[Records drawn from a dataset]
____________

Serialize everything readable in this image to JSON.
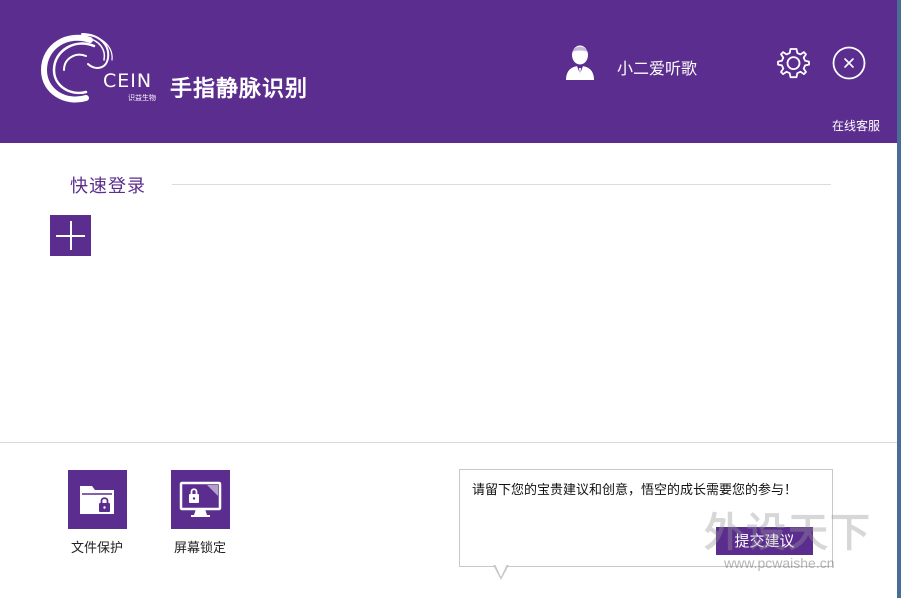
{
  "header": {
    "logo_text": "CEIN",
    "logo_subtext": "识益生物",
    "app_title": "手指静脉识别",
    "username": "小二爱听歌",
    "online_service": "在线客服",
    "icons": [
      "user-avatar-icon",
      "gear-icon",
      "close-icon"
    ]
  },
  "quick_login": {
    "title": "快速登录",
    "add_icon": "plus-icon"
  },
  "tools": [
    {
      "label": "文件保护",
      "icon": "folder-lock-icon"
    },
    {
      "label": "屏幕锁定",
      "icon": "monitor-lock-icon"
    }
  ],
  "feedback": {
    "prompt": "请留下您的宝贵建议和创意，悟空的成长需要您的参与！",
    "submit_label": "提交建议"
  },
  "watermark": {
    "text": "外设天下",
    "url": "www.pcwaishe.cn"
  },
  "colors": {
    "brand_purple": "#5b2d8e",
    "background": "#ffffff"
  }
}
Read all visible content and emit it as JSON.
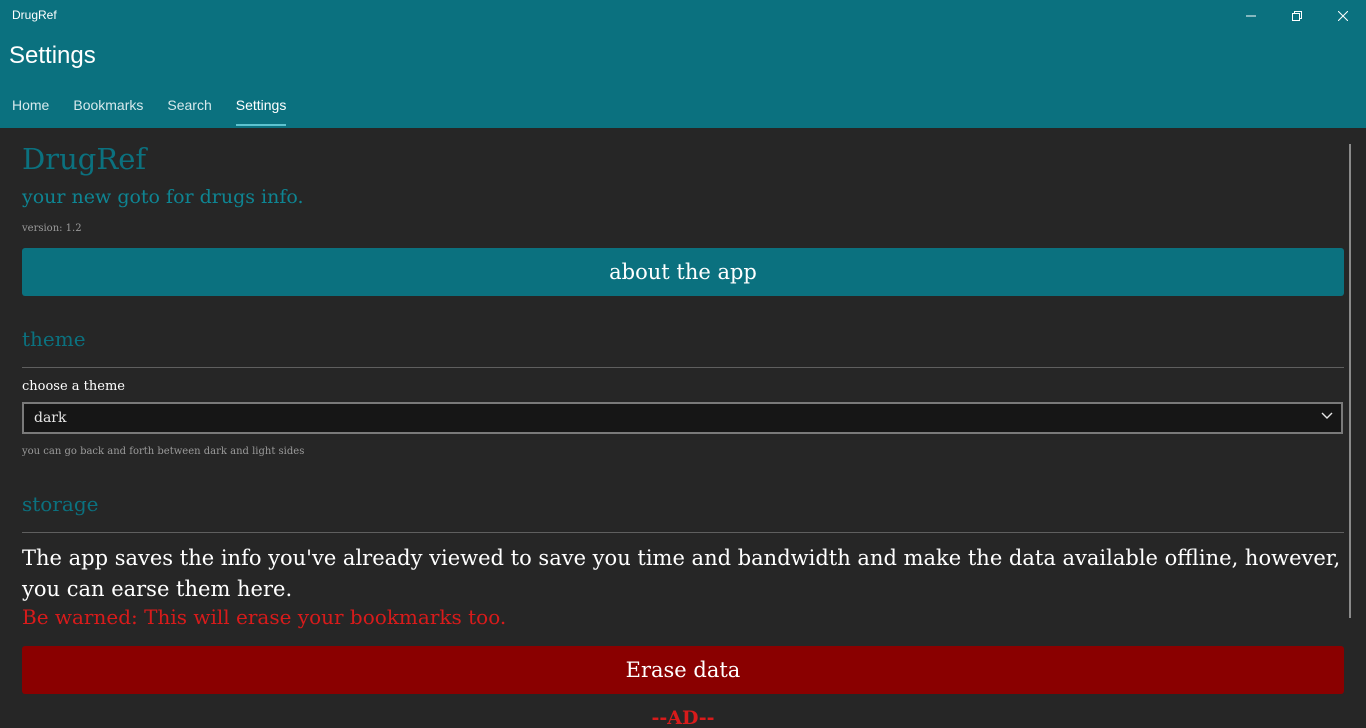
{
  "window": {
    "title": "DrugRef",
    "controls": {
      "minimize": "minimize-icon",
      "restore": "restore-icon",
      "close": "close-icon"
    }
  },
  "header": {
    "page_title": "Settings",
    "tabs": [
      {
        "label": "Home"
      },
      {
        "label": "Bookmarks"
      },
      {
        "label": "Search"
      },
      {
        "label": "Settings"
      }
    ],
    "active_tab": "Settings"
  },
  "about": {
    "app_name": "DrugRef",
    "tagline": "your new goto for drugs info.",
    "version": "version: 1.2",
    "button_label": "about the app"
  },
  "theme": {
    "section_title": "theme",
    "label": "choose a theme",
    "selected": "dark",
    "hint": "you can go back and forth between dark and light sides"
  },
  "storage": {
    "section_title": "storage",
    "description": "The app saves the info you've already viewed to save you time and bandwidth and make the data available offline, however, you can earse them here.",
    "warning": "Be warned: This will erase your bookmarks too.",
    "button_label": "Erase data"
  },
  "ad": {
    "label": "--AD--"
  },
  "colors": {
    "accent": "#0b717f",
    "background": "#262626",
    "danger": "#8a0000",
    "warning_text": "#d81b1b"
  }
}
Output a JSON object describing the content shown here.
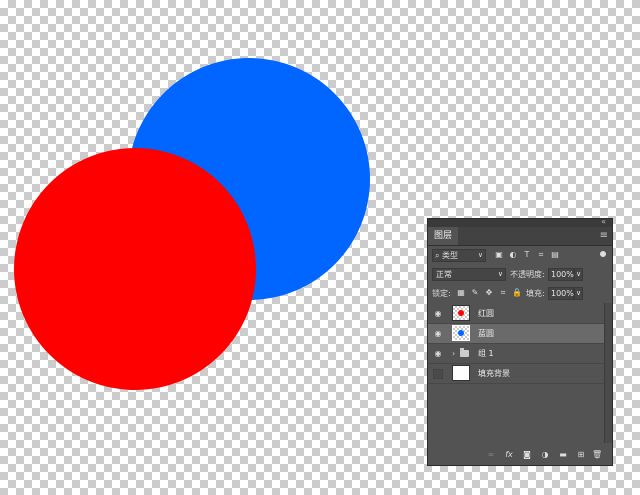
{
  "canvas": {
    "blue_color": "#0066ff",
    "red_color": "#ff0000"
  },
  "panel": {
    "collapse_icon": "double-arrow-icon",
    "tab_label": "图层",
    "menu_icon": "menu-icon",
    "filter_label": "类型",
    "blend_mode": "正常",
    "opacity_label": "不透明度:",
    "opacity_value": "100%",
    "lock_label": "锁定:",
    "fill_label": "填充:",
    "fill_value": "100%",
    "layers": [
      {
        "name": "红圆",
        "visible": true,
        "selected": false,
        "dot_color": "#ff0000"
      },
      {
        "name": "蓝圆",
        "visible": true,
        "selected": true,
        "dot_color": "#0066ff"
      },
      {
        "name": "组 1",
        "visible": true,
        "selected": false,
        "type": "group"
      },
      {
        "name": "填充背景",
        "visible": false,
        "selected": false,
        "type": "fill"
      }
    ]
  }
}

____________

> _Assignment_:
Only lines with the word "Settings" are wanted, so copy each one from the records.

> _Answer section_:
    "page_title": "Settings",
        "label": "Settings"
    "active_tab": "Settings"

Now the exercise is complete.